Totnes, home of the cancer conference mentioned above, is the UK’s epicentre of new age claptrap. TQ9ers (so-called because of their postal code, which starts TQ9) are basically flower children. Wags (presumably drawn to Totnes by the flow of earth energy along the ley lines) deface the sign as fast as the council can repair it: it’s now apparently twinned with Area 51, Nevada not Narnia.
This is the age of the Internet. Regulating UK-based advertisers is all well and good, but nonsense flows across borders. There is a steady stream of appeals for money to travel to Oasis of HypeHope, the Burzynski clinic and other unsavory institutions. Some of the patients featured in Burzynski propaganda are British. One of them died in 2014 from her disease. Genesis II Church, which promotes bleach as a cure for everything including cancer, has held seminars in London

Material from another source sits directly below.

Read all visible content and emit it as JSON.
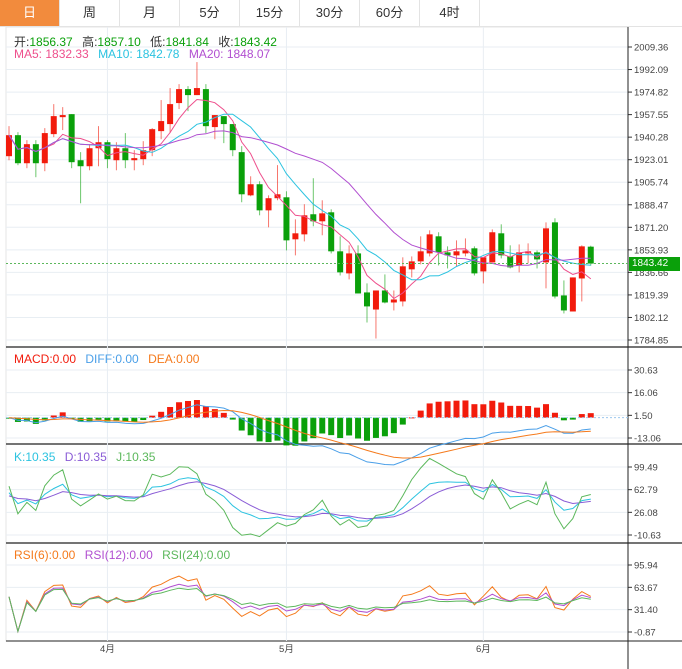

Of greater concern, however, is that Lord Saatchi is pressing a medical innovation bill which would protect maverick doctors from the legal consequences of capricious treatment choices. This is opposed by pretty much every medical body including the Medical Defence Union, which defends doctors accused of malpractice, and several medical research bodies including the Wellcome Foundation. It’s a terrible Bill even after great swathes of it were revised in response to criticism, and it “fixes” a problem that basically doesn’t exist . It’s ironic that just as the medically unqualified quacks are being reined in, there is a serious attempt to enable real doctors to abandon the evidence-based approach when the whim takes them.
Even the Cancer Act is unevenly applied due to the fragmented nature of TS. CANCERactive, a “charity” that exists to promote questionable cancer information, escaped prosecution in no small part because TS could not really pin down who was responsible for enforcement; the Charity Commissioners seem disinclined to act, so they continue to peddle nonsense.
Happily, 2014 also saw the ASA negotiating collaborative working with TS as a backstop for adjudicated complaints which are simply ignored. This may result in more use of the CPRs, which would have a much wider impact than just cancer quackery, but at this stage we don’t really know how it will pan out - not least because ASA are in the process of consulting on their priorities. The Cancer Act has been applied because it is simple and unambiguous.
The Cancer Act is a useful tool for addressing one specific subset of cases, but the regulatory landscape in other areas is much more favorable for quacks. Trading Standards are struggling to come to terms with the promotion of quackery, but advertising - online and in print - is being actively addressed by the Advertising Standards Authority - who stand pretty much alone in tackling the promotion of all other forms of quackery in the UK.
- Trading Standards Central to find the correct Trading Standards office for a specific complaint.
- Advertising Standards Authority for complaints about misleading advertisement form UK-based companies. You don’t have to be located in the UK, Stephen Barrett of QuackWatch has logged several successful complaints.
- Sense About Science has a brilliant “ask for evidence” resource if you’re not sure about an advertising claim.